Dancing for the kids

Miracle child Kelsey Arquette looks forward to Dance Marathon every year. Though any kid would love playing games and hanging out with energetic college students, Dance Marathon gives Kelsey something that most kids take for granted – acceptance.

When Kelsey, a five-year cancer survivor, lost her hair after undergoing chemotherapy, acceptance was hard to come by.

But yesterday’s mini-marathon gave 53 Bowling Green High School students the opportunity to do what hundreds of BGSU students do every year – show the kids that they love them exactly the way they are.

“Being around the college kids lets them know it’s okay to be different,” said Heather Arquette, Kelsey’s mom.

Amanda Weldon, former miracle child, is raising money along with her classmates for other miracle children, and hopes to bring the same acceptance that she and Kelsey have found through Dance Marathon.

“You’re not being judged,” she said. “You can just be yourself.”

Not only does the mini-marathon benefit the kids, but it also gives the volunteers a new outlook on their own lives.

Monica Flores, senior at BGHS, has been involved in the mini-marathon for three years, and is always amazed by the attitudes of the miracle children.

“It’s really humbling because I, and everybody else, complain about things I have no room to complain about,” she said. “Then you see the little kids and they’re just really happy.”

Many of the students, like Flores, were returning dancers. But this year, around half of the dancers were convinced to participate by BGHS teacher, Mike Shertzer.

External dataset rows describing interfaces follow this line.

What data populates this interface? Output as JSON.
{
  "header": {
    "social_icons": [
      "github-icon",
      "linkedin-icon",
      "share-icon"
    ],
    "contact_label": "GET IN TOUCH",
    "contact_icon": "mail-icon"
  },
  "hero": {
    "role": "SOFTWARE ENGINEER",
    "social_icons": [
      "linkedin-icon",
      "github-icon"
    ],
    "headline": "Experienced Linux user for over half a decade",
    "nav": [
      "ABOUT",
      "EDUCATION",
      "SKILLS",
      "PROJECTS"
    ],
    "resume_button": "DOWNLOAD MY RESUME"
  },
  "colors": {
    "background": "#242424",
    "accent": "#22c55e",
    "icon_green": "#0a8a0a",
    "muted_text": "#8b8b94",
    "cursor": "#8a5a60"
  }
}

Casey Rummel was one of the students in Shertzer’s agriculture class.

“Just talking about it everyday made us want to join,” she said.

Sam Kuntz, director of Dance Marathon, is amazed by how much the mini-marathon has grown, after only having five or six dancers the first year.

“The mini-marathon has grown in leaps and bounds over the last three years,” he said.

The growth is an encouragement to those involved in Dance Marathon.

“The spirit of their involvement is a great thing for this organization,” Kuntz said.

Bridget Ridal, community outreach chair, hopes the mini-marathon will create awareness of Dance Marathon within the community and expose the high school students to this great cause.

“It opens them up to the nature of community service,” she said.

Anna Gorman, BGHS junior, was tired after the mini-marathon, but enjoyed every minute.

“It’s tiring because we’ve been here for six hours, but it’s fun.” she said. “We got to see all the families, it was a good experience.”